Canine Aggression Dog Training

Aggression dog training varies based on the type and severity of the aggression. However, no matter what the aggression, there are many similarities in training.

Types of Aggression

Though it may not seem so, most aggression begins with fear. At some point, the dog learned that aggression caused the scary thing to disappear. Since this behavior is successful, the dog will continue to use it with increasing confidence until he doesn't appear fearful at all.

Fear aggression can develop toward many things: people, dogs, other animals, grooming, noises and other inanimate objects.

Other common types of aggression include:

  • territorial aggression, which is often innate
  • resource guarding, in which a dog guards resources from owners or other pets
  • prey drive, which is also innate
  • frustration, which looks like aggression but is actually just excitement
  • rage syndrome, which is a disorder that causes your dog to react aggressively for apparently no reason

If the aggression appears suddenly, consult your veterinarian before beginning a new training program. Rage syndrome can often be caused by seizures or other medical problems.

Stay Positive during Aggression Training

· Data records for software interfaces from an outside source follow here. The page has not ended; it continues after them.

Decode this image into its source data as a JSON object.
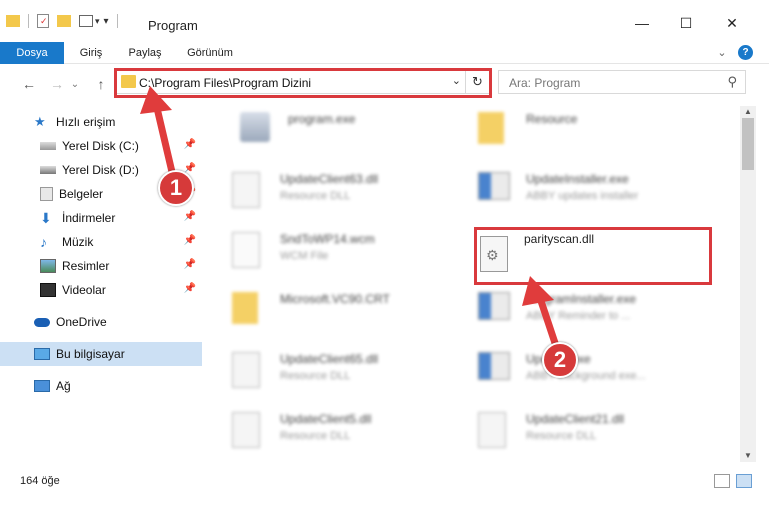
{
  "window": {
    "title": "Program",
    "minimize_glyph": "—",
    "maximize_glyph": "☐",
    "close_glyph": "✕"
  },
  "ribbon": {
    "tabs": [
      {
        "label": "Dosya"
      },
      {
        "label": "Giriş"
      },
      {
        "label": "Paylaş"
      },
      {
        "label": "Görünüm"
      }
    ],
    "expand_glyph": "⌄",
    "help_glyph": "?"
  },
  "nav": {
    "back_glyph": "←",
    "forward_glyph": "→",
    "recent_glyph": "⌄",
    "up_glyph": "↑",
    "address": "C:\\Program Files\\Program Dizini",
    "dropdown_glyph": "⌄",
    "refresh_glyph": "↻",
    "search_placeholder": "Ara: Program",
    "search_glyph": "⚲"
  },
  "sidebar": {
    "items": [
      {
        "label": "Hızlı erişim",
        "icon": "star-icon",
        "pinned": false
      },
      {
        "label": "Yerel Disk (C:)",
        "icon": "drive-icon",
        "pinned": true
      },
      {
        "label": "Yerel Disk (D:)",
        "icon": "drive-icon",
        "pinned": true
      },
      {
        "label": "Belgeler",
        "icon": "documents-icon",
        "pinned": true
      },
      {
        "label": "İndirmeler",
        "icon": "download-icon",
        "pinned": true
      },
      {
        "label": "Müzik",
        "icon": "music-icon",
        "pinned": true
      },
      {
        "label": "Resimler",
        "icon": "pictures-icon",
        "pinned": true
      },
      {
        "label": "Videolar",
        "icon": "video-icon",
        "pinned": true
      },
      {
        "label": "OneDrive",
        "icon": "cloud-icon",
        "pinned": false
      },
      {
        "label": "Bu bilgisayar",
        "icon": "computer-icon",
        "pinned": false
      },
      {
        "label": "Ağ",
        "icon": "network-icon",
        "pinned": false
      }
    ],
    "pin_glyph": "📌"
  },
  "files": [
    {
      "name": "program.exe",
      "desc": "",
      "icon": "app-icon"
    },
    {
      "name": "Resource",
      "desc": "",
      "icon": "folder-icon"
    },
    {
      "name": "UpdateClient63.dll",
      "desc": "Resource DLL",
      "icon": "dll-icon"
    },
    {
      "name": "UpdateInstaller.exe",
      "desc": "ABBY updates installer",
      "icon": "installer-icon"
    },
    {
      "name": "SndToWP14.wcm",
      "desc": "WCM File",
      "icon": "file-icon"
    },
    {
      "name": "parityscan.dll",
      "desc": "",
      "icon": "dll-icon"
    },
    {
      "name": "Microsoft.VC90.CRT",
      "desc": "",
      "icon": "folder-icon"
    },
    {
      "name": "ProgramInstaller.exe",
      "desc": "ABBY Reminder to ...",
      "icon": "installer-icon"
    },
    {
      "name": "UpdateClient65.dll",
      "desc": "Resource DLL",
      "icon": "dll-icon"
    },
    {
      "name": "Updater.exe",
      "desc": "ABBY background exe...",
      "icon": "installer-icon"
    },
    {
      "name": "UpdateClient5.dll",
      "desc": "Resource DLL",
      "icon": "dll-icon"
    },
    {
      "name": "UpdateClient21.dll",
      "desc": "Resource DLL",
      "icon": "dll-icon"
    }
  ],
  "status": {
    "count": "164 öğe"
  },
  "annotations": {
    "step1": "1",
    "step2": "2"
  },
  "colors": {
    "accent": "#1979ca",
    "highlight": "#d9393d"
  }
}
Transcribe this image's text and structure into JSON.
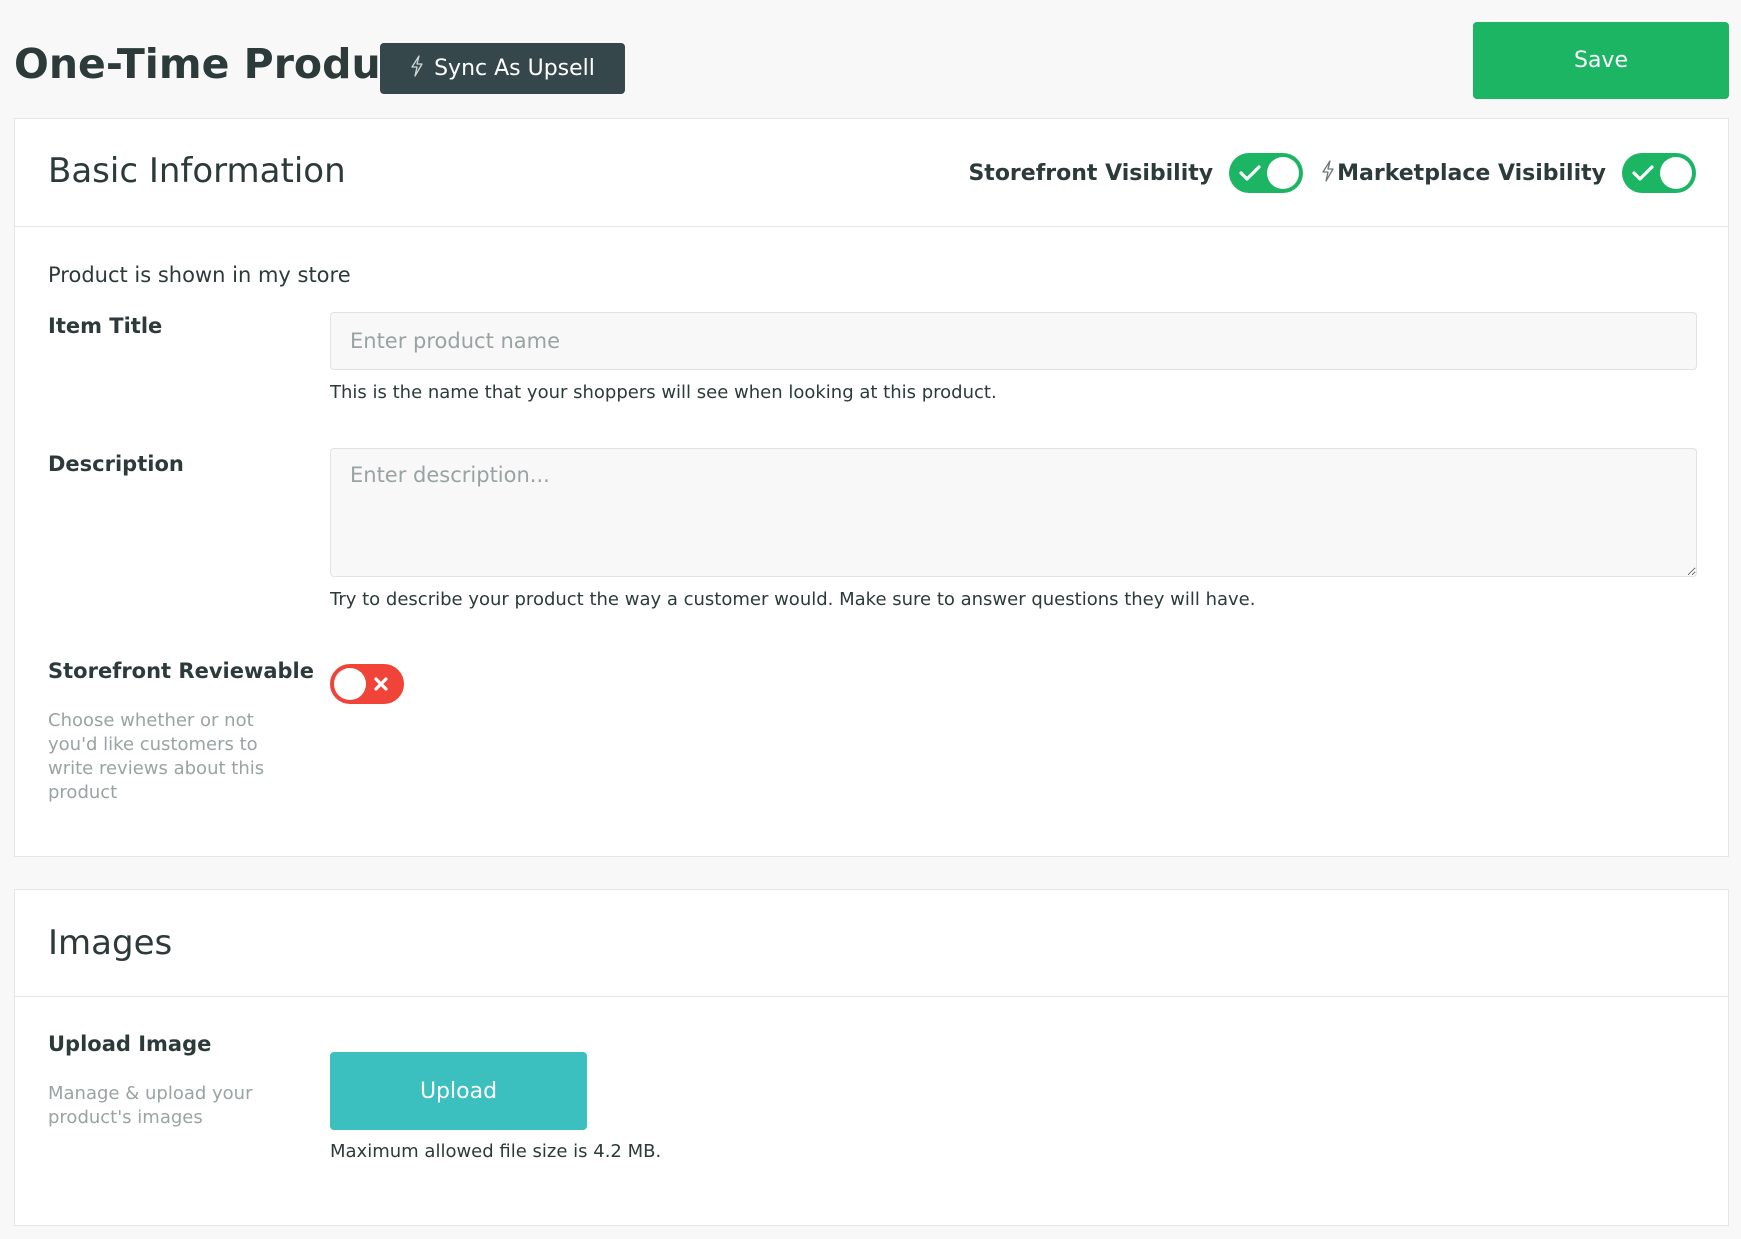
{
  "header": {
    "title": "One-Time Product",
    "sync_button_label": "Sync As Upsell",
    "save_button_label": "Save"
  },
  "basic_info": {
    "title": "Basic Information",
    "storefront_visibility_label": "Storefront Visibility",
    "storefront_visibility_on": true,
    "marketplace_visibility_label": "Marketplace Visibility",
    "marketplace_visibility_on": true,
    "shown_text": "Product is shown in my store",
    "item_title": {
      "label": "Item Title",
      "placeholder": "Enter product name",
      "value": "",
      "help": "This is the name that your shoppers will see when looking at this product."
    },
    "description": {
      "label": "Description",
      "placeholder": "Enter description...",
      "value": "",
      "help": "Try to describe your product the way a customer would. Make sure to answer questions they will have."
    },
    "reviewable": {
      "label": "Storefront Reviewable",
      "sub": "Choose whether or not you'd like customers to write reviews about this product",
      "on": false
    }
  },
  "images": {
    "title": "Images",
    "upload_label": "Upload Image",
    "upload_sub": "Manage & upload your product's images",
    "upload_button_label": "Upload",
    "max_size_text": "Maximum allowed file size is 4.2 MB."
  },
  "colors": {
    "save_green": "#1bb563",
    "sync_dark": "#35474a",
    "toggle_on": "#1bb563",
    "toggle_off": "#f04438",
    "upload_teal": "#3bbfbf"
  }
}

Since most aggression begins with fear, it isn't effective to punish. This often increases your dog's fear and causes him to continue to react. In fact, recent studies have shown that using aggressive training methods with your dog increases the likelihood of aggressive response.

Even if your dog's aggression isn't based in fear, punishment will often be ineffective. Your dog isn't reacting aggressively because he doesn't respect you. He's doing so because he doesn't know how else to react. Instead, you must teach him how you want him to behave so he understands.

In doing this, try to make training as nonconfrontational as possible. You don't want your dog to practice the behavior, so limit his exposure to instances where he would practice the behavior and use leashes or other nonconfrontational items to remove him from unexpected situations.

Desensitization and Counter Conditioning

Most dog training programs involve desensitizing your dog to the emotion causing his aggression and then rewarding him for behaving a different way.

Counter conditioning means teaching your dog that the things he fears should actually make him happy. To do this, you give him treats or toys when he sees something scary. If you do this each time, he will begin to see the scary thing as a good thing.

At the same time, you must desensitize him to the things he fears by keeping him at a distance where he doesn't react. If he's afraid of people, keep him a safe distance where he can still focus on you. If it's noises, start at a low volume. Gradually, move him closer to the scary thing as he becomes less frightened.

Teach an Alternate Behavior

In other cases, you may want to teach your dog what you would like him to do instead of react aggressively. For example, if your dog is guarding his food, teach him to walk away from the food and lie down at your command.

To teach this, you must first teach it 100 percent without food present and then begin to add in low value food until you work your way up to the food he guards most. This method may be used in conjunction with desensitization and counter conditioning.

Hire a Trainer

Since aggression training often requires many different training techniques, the average owner may find it overwhelming. If you find that the aggression isn't improving, hire a professional dog trainer.

There are many different trainers available that specialize in aggression and offer a variety of methods, including positive. Many web sites list certified dog trainers, such as and